I cried. Several times. And I feel so inspired after visiting the Ronald Reagan Presidential Library.
To get here, I drove on the Ronald Reagan Freeway, and followed a dozen signs to “Presidential Library.” This is my third time here. The first time I was on my honeymoon in 1996, and there was a special treat: We got to see President Reagan while hew as visiting the grounds himself. Although stricken with Alzheimer’s Disease, he saw us all wave to him, and he waved back. It was simply wonderful.
The library sits on 100 acres on the top of a hill, overlooking the Pacific Ocean in the distance. There are two stated purposes: to be a Library and a museum. There is a third purpose: itis a place for people to gather; be it for a Presidential Debate, or for groups to meet to further conservatism. There was a nominal cost to tour the museum, and for only $7 more, you can get an audio wand which corresponds to different spots on the tour. (It is worth every penny to hear snippets from President Reagan, as well as Nancy and even one by JFK.)
At the start, there are portraits and statutes of President Reagan that people take pictures of themselves with. There were lots of great Reagan quotes. “America’s best days are yet to come. Our proudest moments ate yet yo be. Our most glorious achievements are just ahead.”
There were three parts to the museum: First Reagan’s family, growing up, going to college, leading a college protest as a Freshman (!), his radio career, his movie career, his TV career, and the epochal “Time for Choosing” speech in 1964. Then on to his governorship, his daily radio five minute messages, the 1976 race against Ford, his race against Carter where he carried 44 states, and the first 70 days of his Presidency, followed by him being shot. There was a replica of the Oval Office with the famous brass quote: “There is no limit to what a man can do or where he can go if he doesn’t mind who gets the credit.”
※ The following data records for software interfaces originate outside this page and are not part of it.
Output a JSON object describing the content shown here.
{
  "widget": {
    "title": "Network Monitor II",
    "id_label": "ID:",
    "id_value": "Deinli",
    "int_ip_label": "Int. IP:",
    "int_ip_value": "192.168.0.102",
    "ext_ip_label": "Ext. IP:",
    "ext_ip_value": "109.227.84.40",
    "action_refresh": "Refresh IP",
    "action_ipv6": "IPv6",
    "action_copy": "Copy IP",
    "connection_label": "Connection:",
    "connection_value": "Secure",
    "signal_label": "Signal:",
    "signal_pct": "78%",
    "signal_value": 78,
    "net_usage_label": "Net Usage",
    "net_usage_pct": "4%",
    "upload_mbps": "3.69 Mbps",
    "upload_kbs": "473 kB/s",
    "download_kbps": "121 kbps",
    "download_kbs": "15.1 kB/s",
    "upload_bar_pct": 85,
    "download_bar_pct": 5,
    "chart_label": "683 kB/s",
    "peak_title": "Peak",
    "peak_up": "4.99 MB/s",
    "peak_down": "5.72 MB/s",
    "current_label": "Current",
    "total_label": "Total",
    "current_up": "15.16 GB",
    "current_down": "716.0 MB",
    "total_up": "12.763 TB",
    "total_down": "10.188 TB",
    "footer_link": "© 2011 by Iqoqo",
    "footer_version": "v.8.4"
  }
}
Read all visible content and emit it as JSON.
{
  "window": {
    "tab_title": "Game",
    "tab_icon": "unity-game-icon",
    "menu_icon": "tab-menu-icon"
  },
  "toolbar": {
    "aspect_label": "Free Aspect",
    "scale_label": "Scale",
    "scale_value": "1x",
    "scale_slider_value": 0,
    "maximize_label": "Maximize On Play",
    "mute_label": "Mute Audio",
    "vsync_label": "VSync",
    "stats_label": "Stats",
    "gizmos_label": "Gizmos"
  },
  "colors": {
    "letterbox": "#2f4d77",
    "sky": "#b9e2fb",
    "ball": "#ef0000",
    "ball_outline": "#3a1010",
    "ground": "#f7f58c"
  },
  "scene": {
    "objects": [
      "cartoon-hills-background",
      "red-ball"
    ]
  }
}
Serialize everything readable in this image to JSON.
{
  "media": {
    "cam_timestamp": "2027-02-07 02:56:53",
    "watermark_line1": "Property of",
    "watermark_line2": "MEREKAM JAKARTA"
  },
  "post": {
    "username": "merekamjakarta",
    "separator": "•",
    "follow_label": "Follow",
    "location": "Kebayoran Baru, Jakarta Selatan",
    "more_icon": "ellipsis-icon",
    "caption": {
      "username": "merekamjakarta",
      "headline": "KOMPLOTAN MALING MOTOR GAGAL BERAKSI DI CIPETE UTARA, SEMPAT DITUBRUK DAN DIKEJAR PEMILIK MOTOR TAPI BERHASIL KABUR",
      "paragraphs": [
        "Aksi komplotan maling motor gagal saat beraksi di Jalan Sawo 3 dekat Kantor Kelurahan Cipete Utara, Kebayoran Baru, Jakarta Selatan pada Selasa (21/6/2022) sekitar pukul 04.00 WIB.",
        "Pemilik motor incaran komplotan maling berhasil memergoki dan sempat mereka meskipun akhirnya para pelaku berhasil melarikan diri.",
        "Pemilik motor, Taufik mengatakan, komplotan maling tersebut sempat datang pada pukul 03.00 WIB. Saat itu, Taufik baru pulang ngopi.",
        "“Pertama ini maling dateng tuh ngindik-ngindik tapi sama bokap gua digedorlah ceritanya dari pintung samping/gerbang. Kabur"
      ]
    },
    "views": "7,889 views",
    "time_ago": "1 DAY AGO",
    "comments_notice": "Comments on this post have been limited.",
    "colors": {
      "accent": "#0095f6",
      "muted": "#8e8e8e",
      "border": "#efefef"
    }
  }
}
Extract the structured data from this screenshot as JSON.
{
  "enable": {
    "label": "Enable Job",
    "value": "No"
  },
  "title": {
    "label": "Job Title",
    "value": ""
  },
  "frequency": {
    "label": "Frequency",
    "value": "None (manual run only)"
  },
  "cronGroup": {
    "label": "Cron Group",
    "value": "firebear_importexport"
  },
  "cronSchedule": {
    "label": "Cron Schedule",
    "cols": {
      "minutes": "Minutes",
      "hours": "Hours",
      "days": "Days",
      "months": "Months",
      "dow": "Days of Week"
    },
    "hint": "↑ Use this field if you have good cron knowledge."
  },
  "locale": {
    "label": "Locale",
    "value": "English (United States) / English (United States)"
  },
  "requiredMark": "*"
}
Second is the Air Force One Exhibit. That 707 is one huge airplane, and its exhibit was built on the only appropriate site left on the top of the hill where it could be connected to the rest of the buildings. It is lots of fun. There is also the Marine One helicopter, and various armored cars and the story of how the plane was flown into the San Bernardino airport was disassembled, and then driven on the freeways to the library where it was reassembled on-site, with the new building being half constructed.
And then third, back to the chronology, now by themes of the Reagan Presidency. I was reminded of how bad things were when Reagan was elected, from high inflation and high unemployment to poor military preparedness. I remember how crushed the nation was from Jimmy Carter’s stagflation. I teared up over the Morning in America TV ad. Then Reagan honoring the boys of Pointe du Hoc. Tears again. Then pride at Reagan walking out of Reykjavik Summit. (I remember watching a Dallas Cowboys Football game during this and the worry on the announcer’s face after Reagan walked out.) Then American Heroes. Then the Reagan Ranch. And finally mourning President Reagan with eulogies by Margaret Thatcher and H.W. More tears.
I was emotionally flooded. Fully motivated, I hit the Museum Store. I bought a bunch of books and a “Future President of the United States” toddler t-shirt for my 11-month-old great-niece. I bought so much stuff I got a free tote bag for the library! (I also got two President Reagan rulers for the office, and a square magnet with the same picture of a smiling Reagan in a cowboy hat that I use to symbolize me at Ricochet.) There was a nice cafe where I wrote most of this until I was kicked out when they had to secure the building at the end of the day. The only down point is that the cafe had only paper straws. But hey, this is California, what do you expect?
Outside a gentle breeze highlighted a portion of the Berlin Wall. And I paid my respects to President Reagan’s final resting place where he is now joined by his Nancy. Ronald Wilson Reagan. February 6, 1911 – June 5, 2004. Nancy Davis Reagan. July 6, 1921 – March 6, 2016. “I know in my heart that man is good, that what is right will always triumph and there is a purpose and worth to each and every life.”
The Ronald Reagan Presidential Library and Museum is less than an hour away from downtown LA if the freeways are clear. Don’t miss it. And bring tissues.Published in